The course of the argument is easily followed; there are no real difficulties in the transition from one paragraph to another. Everything becomes plain, once it is borne in mind that the writer has the tract of Judas before him, and that he is writing under the name of Peter, throwing himself back (e.g. at iii.1) into the position of the apostle as a prophet and defender of the authentic faith. The latter feature is characteristic and unique. Here we find a second-century author who writes under the name of Peter, modestly employing the apostle's name in order to discredit views which, he felt certain, were unapostolic. The Greek style is totally unlike that of First Peter; so is the tone of the manifesto. And the differences of language cannot be explained by the supposition that Peter used two different amanuenses or dictated the two letters roughly to different secretaries. Second Peter stands by itself, in its florid, Hellenistic vein. The discrepancies of language and thought are too well-marked to allow of both homilies coming from the same author. The author of Second Peter has First Peter before him, as well as the tract of Judas; but he writes with much less ease and lucidity.

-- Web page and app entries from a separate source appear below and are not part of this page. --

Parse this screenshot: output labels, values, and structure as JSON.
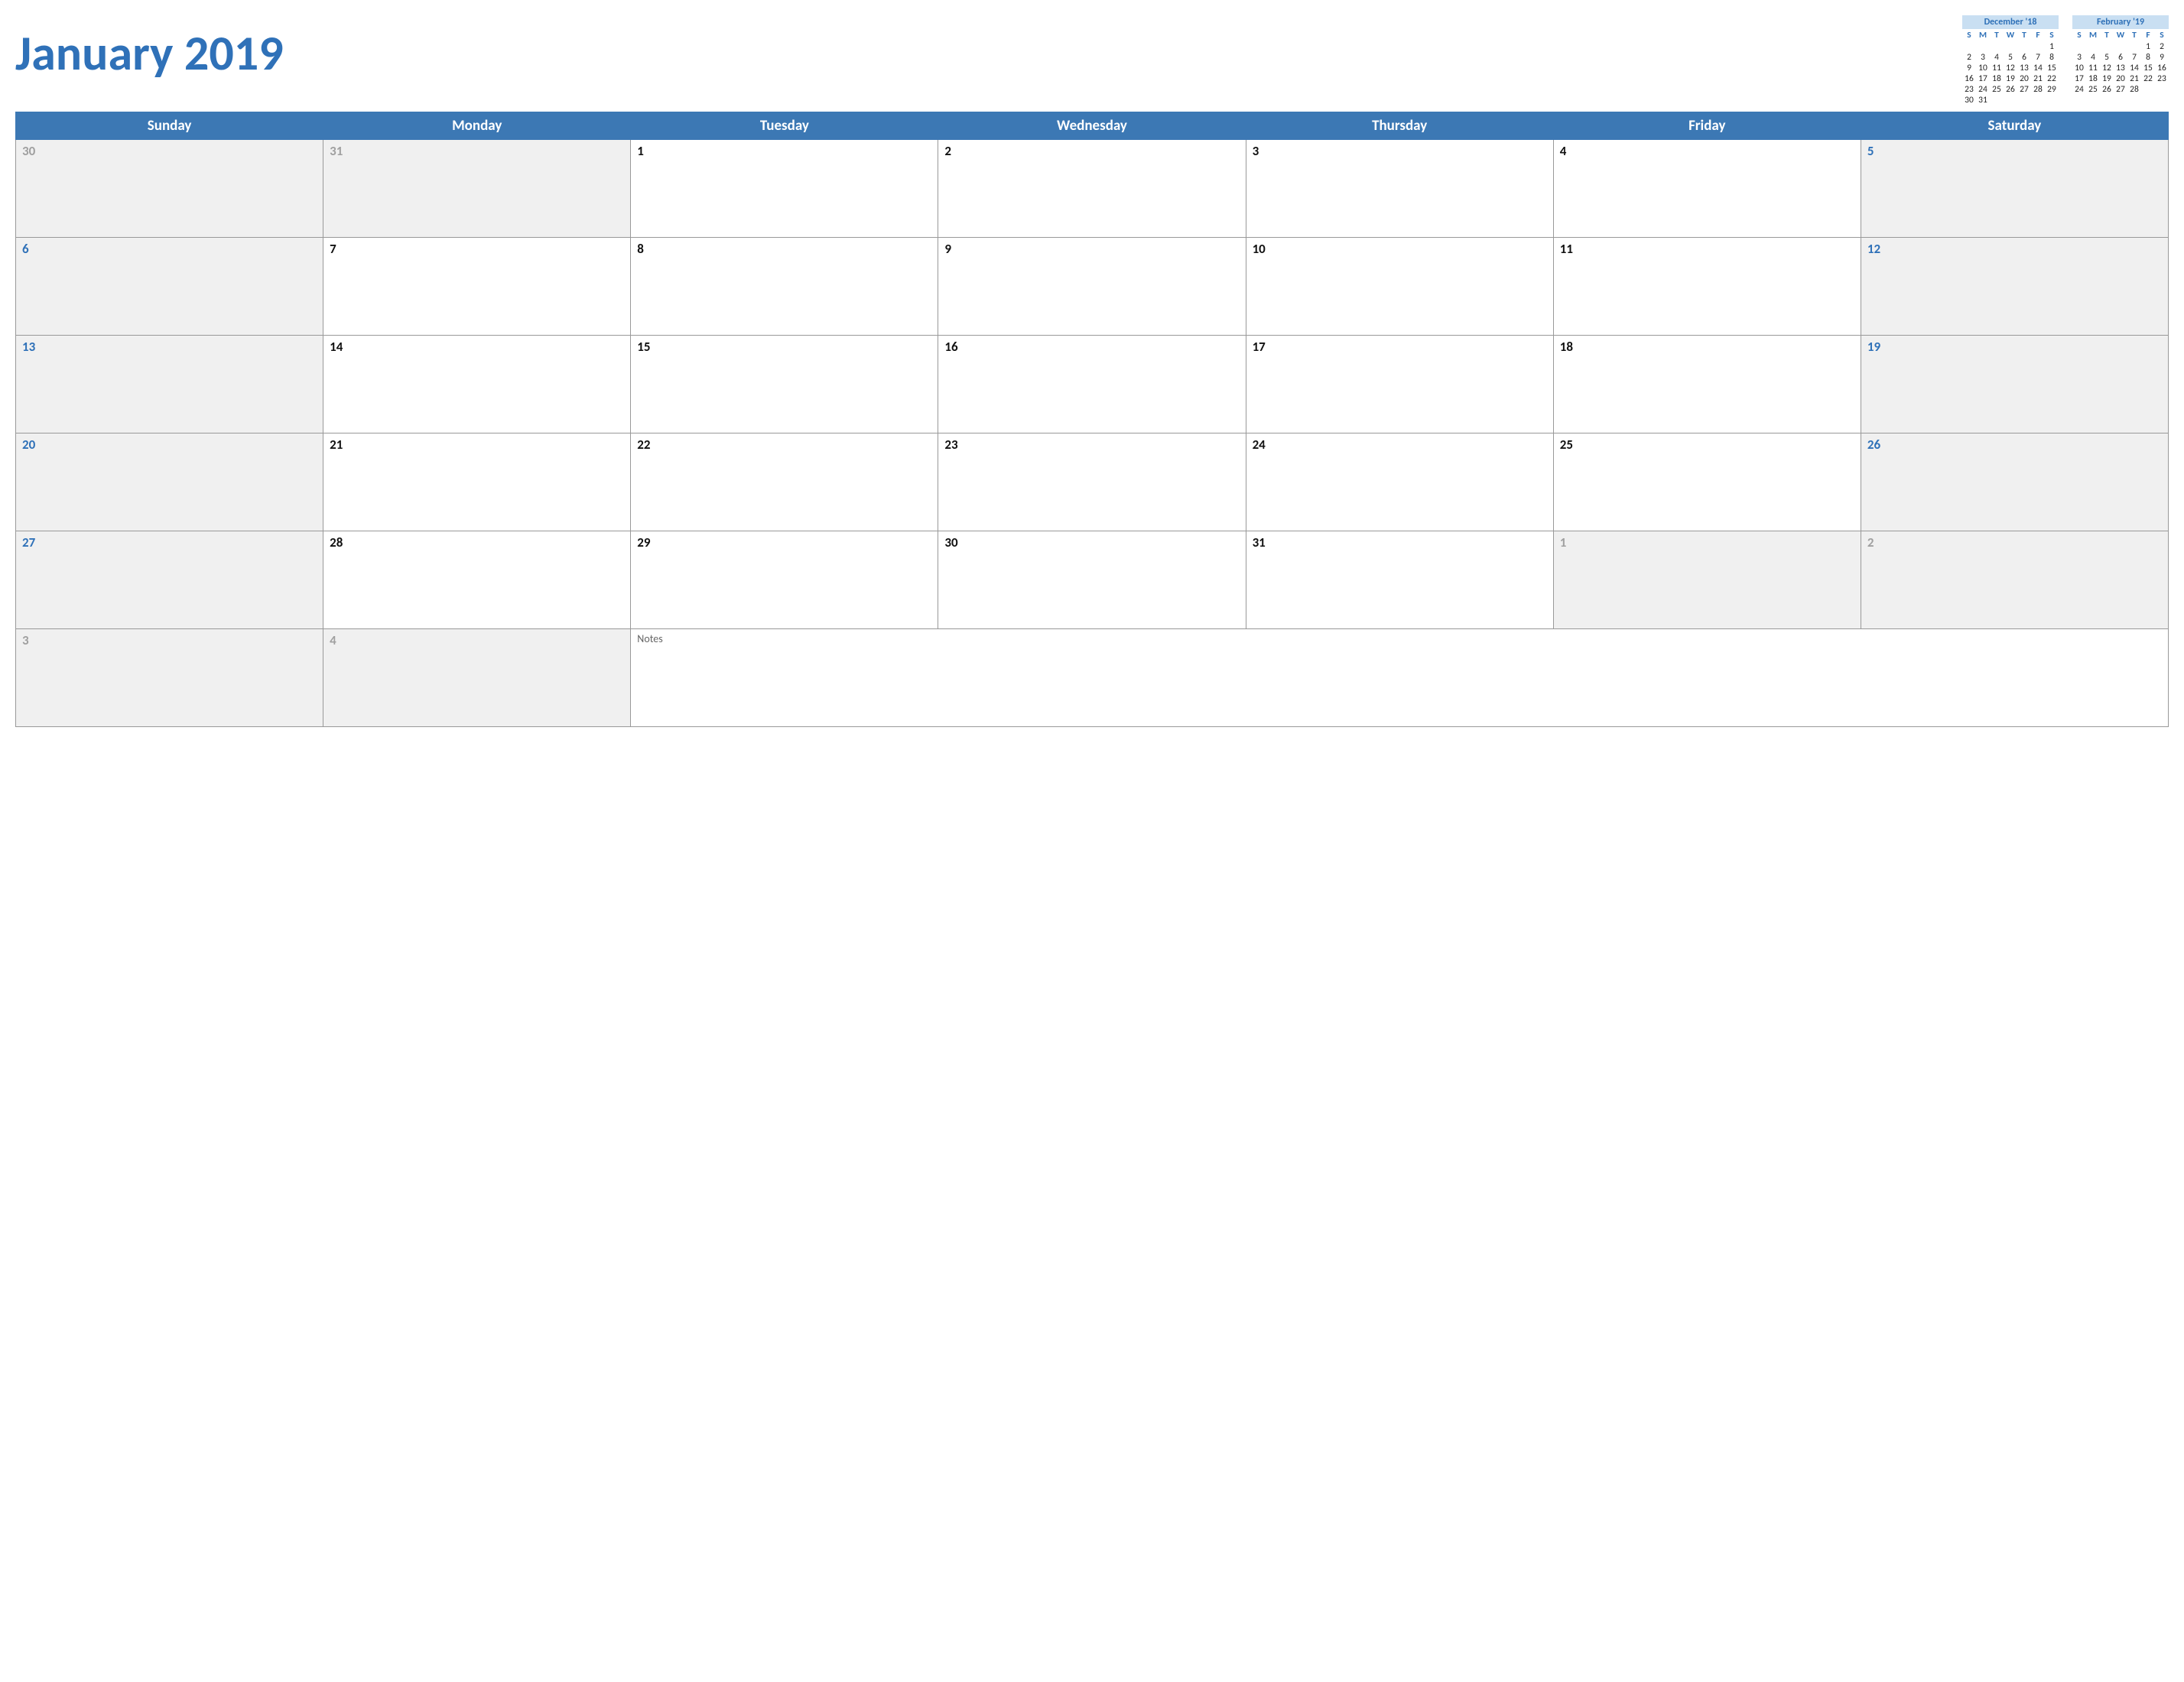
{
  "title": "January 2019",
  "day_headers": [
    "Sunday",
    "Monday",
    "Tuesday",
    "Wednesday",
    "Thursday",
    "Friday",
    "Saturday"
  ],
  "mini_dow": [
    "S",
    "M",
    "T",
    "W",
    "T",
    "F",
    "S"
  ],
  "mini_prev": {
    "title": "December '18",
    "lead_blanks": 6,
    "days": [
      1,
      2,
      3,
      4,
      5,
      6,
      7,
      8,
      9,
      10,
      11,
      12,
      13,
      14,
      15,
      16,
      17,
      18,
      19,
      20,
      21,
      22,
      23,
      24,
      25,
      26,
      27,
      28,
      29,
      30,
      31
    ]
  },
  "mini_next": {
    "title": "February '19",
    "lead_blanks": 5,
    "days": [
      1,
      2,
      3,
      4,
      5,
      6,
      7,
      8,
      9,
      10,
      11,
      12,
      13,
      14,
      15,
      16,
      17,
      18,
      19,
      20,
      21,
      22,
      23,
      24,
      25,
      26,
      27,
      28
    ]
  },
  "weeks": [
    [
      {
        "n": 30,
        "kind": "other"
      },
      {
        "n": 31,
        "kind": "other"
      },
      {
        "n": 1,
        "kind": "day"
      },
      {
        "n": 2,
        "kind": "day"
      },
      {
        "n": 3,
        "kind": "day"
      },
      {
        "n": 4,
        "kind": "day"
      },
      {
        "n": 5,
        "kind": "weekend"
      }
    ],
    [
      {
        "n": 6,
        "kind": "weekend"
      },
      {
        "n": 7,
        "kind": "day"
      },
      {
        "n": 8,
        "kind": "day"
      },
      {
        "n": 9,
        "kind": "day"
      },
      {
        "n": 10,
        "kind": "day"
      },
      {
        "n": 11,
        "kind": "day"
      },
      {
        "n": 12,
        "kind": "weekend"
      }
    ],
    [
      {
        "n": 13,
        "kind": "weekend"
      },
      {
        "n": 14,
        "kind": "day"
      },
      {
        "n": 15,
        "kind": "day"
      },
      {
        "n": 16,
        "kind": "day"
      },
      {
        "n": 17,
        "kind": "day"
      },
      {
        "n": 18,
        "kind": "day"
      },
      {
        "n": 19,
        "kind": "weekend"
      }
    ],
    [
      {
        "n": 20,
        "kind": "weekend"
      },
      {
        "n": 21,
        "kind": "day"
      },
      {
        "n": 22,
        "kind": "day"
      },
      {
        "n": 23,
        "kind": "day"
      },
      {
        "n": 24,
        "kind": "day"
      },
      {
        "n": 25,
        "kind": "day"
      },
      {
        "n": 26,
        "kind": "weekend"
      }
    ],
    [
      {
        "n": 27,
        "kind": "weekend"
      },
      {
        "n": 28,
        "kind": "day"
      },
      {
        "n": 29,
        "kind": "day"
      },
      {
        "n": 30,
        "kind": "day"
      },
      {
        "n": 31,
        "kind": "day"
      },
      {
        "n": 1,
        "kind": "other"
      },
      {
        "n": 2,
        "kind": "other"
      }
    ]
  ],
  "last_row": [
    {
      "n": 3,
      "kind": "other"
    },
    {
      "n": 4,
      "kind": "other"
    }
  ],
  "notes_label": "Notes"
}
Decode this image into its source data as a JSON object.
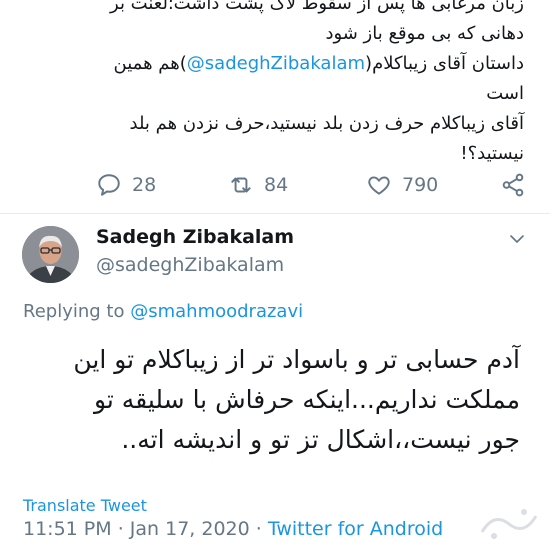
{
  "prev_tweet": {
    "lines": [
      "زبان مرغابی ها پس از سقوط لاک پشت داشت؛لعنت بر",
      "دهانی که بی موقع باز شود",
      "داستان آقای زیباکلام",
      "@sadeghZibakalam",
      "هم همین",
      "است",
      "آقای زیباکلام حرف زدن بلد نیستید،حرف نزدن هم بلد",
      "نیستید؟!"
    ],
    "replies": "28",
    "retweets": "84",
    "likes": "790"
  },
  "tweet": {
    "author_name": "Sadegh Zibakalam",
    "author_handle": "@sadeghZibakalam",
    "replying_label": "Replying to",
    "replying_to": "@smahmoodrazavi",
    "lines": [
      "آدم حسابی تر و باسواد تر از زیباکلام تو این",
      "مملکت نداریم...اینکه حرفاش با سلیقه تو",
      "جور نیست،،اشکال تز تو و اندیشه اته.."
    ],
    "translate_label": "Translate Tweet",
    "time": "11:51 PM",
    "dot1": "·",
    "date": "Jan 17, 2020",
    "dot2": "·",
    "source": "Twitter for Android"
  },
  "icons": {
    "reply": "reply-icon",
    "retweet": "retweet-icon",
    "like": "heart-icon",
    "share": "share-icon",
    "menu": "chevron-down-icon"
  },
  "colors": {
    "link": "#1b95e0",
    "muted": "#657786",
    "text": "#14171a"
  }
}
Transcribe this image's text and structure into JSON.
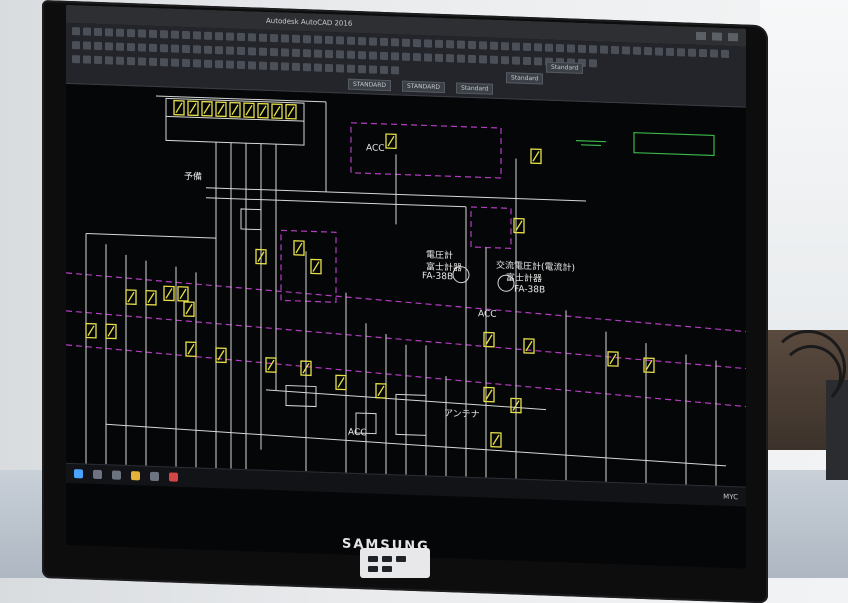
{
  "scene": {
    "description_type": "photo of monitor showing CAD electrical diagram",
    "colors": {
      "screen_bg": "#050607",
      "line": "#d7d7d7",
      "yellow": "#e7e04a",
      "magenta": "#b43cc2",
      "green": "#39b54a"
    }
  },
  "monitor": {
    "brand": "SAMSUNG"
  },
  "cad": {
    "title": "Autodesk AutoCAD 2016",
    "toolbar_dropdowns": [
      "STANDARD",
      "STANDARD",
      "Standard",
      "Standard",
      "Standard"
    ],
    "labels": {
      "acc_1": "ACC",
      "acc_2": "ACC",
      "acc_3": "ACC",
      "meter_left_line1": "電圧計",
      "meter_left_line2": "富士計器",
      "meter_left_model": "FA-38B",
      "meter_right_line1": "交流電圧計(電流計)",
      "meter_right_line2": "富士計器",
      "meter_right_model": "FA-38B",
      "spare": "予備",
      "antenna": "アンテナ"
    }
  },
  "taskbar": {
    "tray_text": "MYC"
  }
}
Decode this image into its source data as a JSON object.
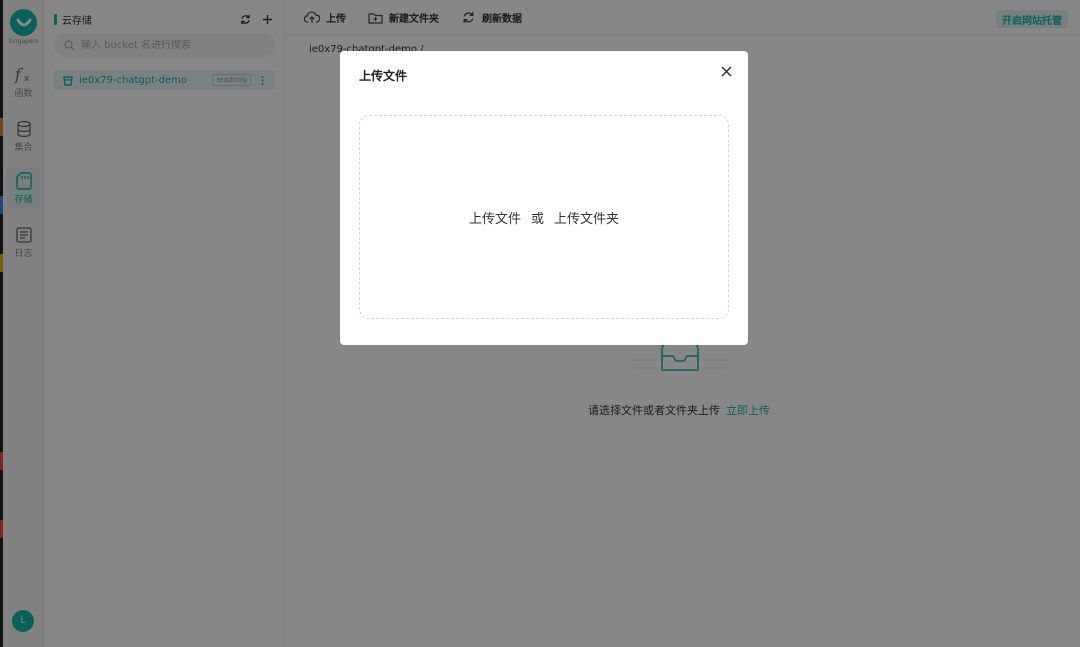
{
  "rail": {
    "region": "Singapore",
    "items": [
      {
        "icon": "function-icon",
        "label": "函数"
      },
      {
        "icon": "database-icon",
        "label": "集合"
      },
      {
        "icon": "storage-icon",
        "label": "存储"
      },
      {
        "icon": "log-icon",
        "label": "日志"
      }
    ],
    "avatar_initial": "L"
  },
  "panel": {
    "title": "云存储",
    "search_placeholder": "输入 bucket 名进行搜索",
    "bucket": {
      "name": "ie0x79-chatgpt-demo",
      "badge": "readonly"
    }
  },
  "toolbar": {
    "upload": "上传",
    "new_folder": "新建文件夹",
    "refresh": "刷新数据",
    "host_button": "开启网站托管"
  },
  "main": {
    "breadcrumb": "ie0x79-chatgpt-demo  /",
    "empty_text": "请选择文件或者文件夹上传",
    "empty_link": "立即上传"
  },
  "modal": {
    "title": "上传文件",
    "upload_file": "上传文件",
    "or": "或",
    "upload_folder": "上传文件夹"
  },
  "colors": {
    "accent": "#14b8a6",
    "overlay": "rgba(0,0,0,0.47)"
  }
}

His object is to controvert the dangerous teachers of his age, and he does so by appealing to the prestige of St. Peter as the representative of the primitive, orthodox faith. The literary device was recognized in these days. It was a development of the method which allowed an historian to compose speeches for characters in his narrative, and an author evidently felt no scruples about adopting this literary device in order to win a hearing for counsels which he felt to be both timely and inspired.
The real author of any such work had to keep himself altogether out of sight, and its entry upon circulation had to be surrounded with a certain mystery, in order that the strangeness of its appearance at a more or less considerable interval after the putative author's death might be concealed.'  Hence, the origin of the manifesto is obscure. One or two scattered echoes of its phraseology are heard in the literature of the second century, as for example in a letter written by the churches of Lyons and Vienne in Gaul, during the reign of Marcus Aurelius, and in a treatise written about the same time by Theophilus, the bishop of Antioch; but the first time it is definitely mentioned is by Origen, who admits that there are doubts about it,' i.e. about its title to be in the canon. In the next century Eusebius of Caesarea declares that of all the writings under the name of Peter he recognizes only one epistle as genuine,' i.e. First Peter. As for the current Second epistle, it has not come down to us as canonical, though it has been studied along with the rest of the scriptures, since it has seemed useful to many people' (he means, to Origen and others). One reason why so many denied the genuineness of the Second epistle was, as Jerome allowed, its disagreement in style with the First. No N.T. writing won so limited and hesitating a recognition. So far as its connexions with the other Christian literature of the early. church go, they prove no more than that it must be later than the tract of Judas, which it incorporates freely, and earlier than the reign of Marcus Aurelius. Possibly, like the tract of Judas, it emanated from some circle in the Egyptian church; but all theories that attempt to link it to a definite community are sheer guess-work.
 Dr. V. H. Stanton, Journal of Theological Studies, ii. 19.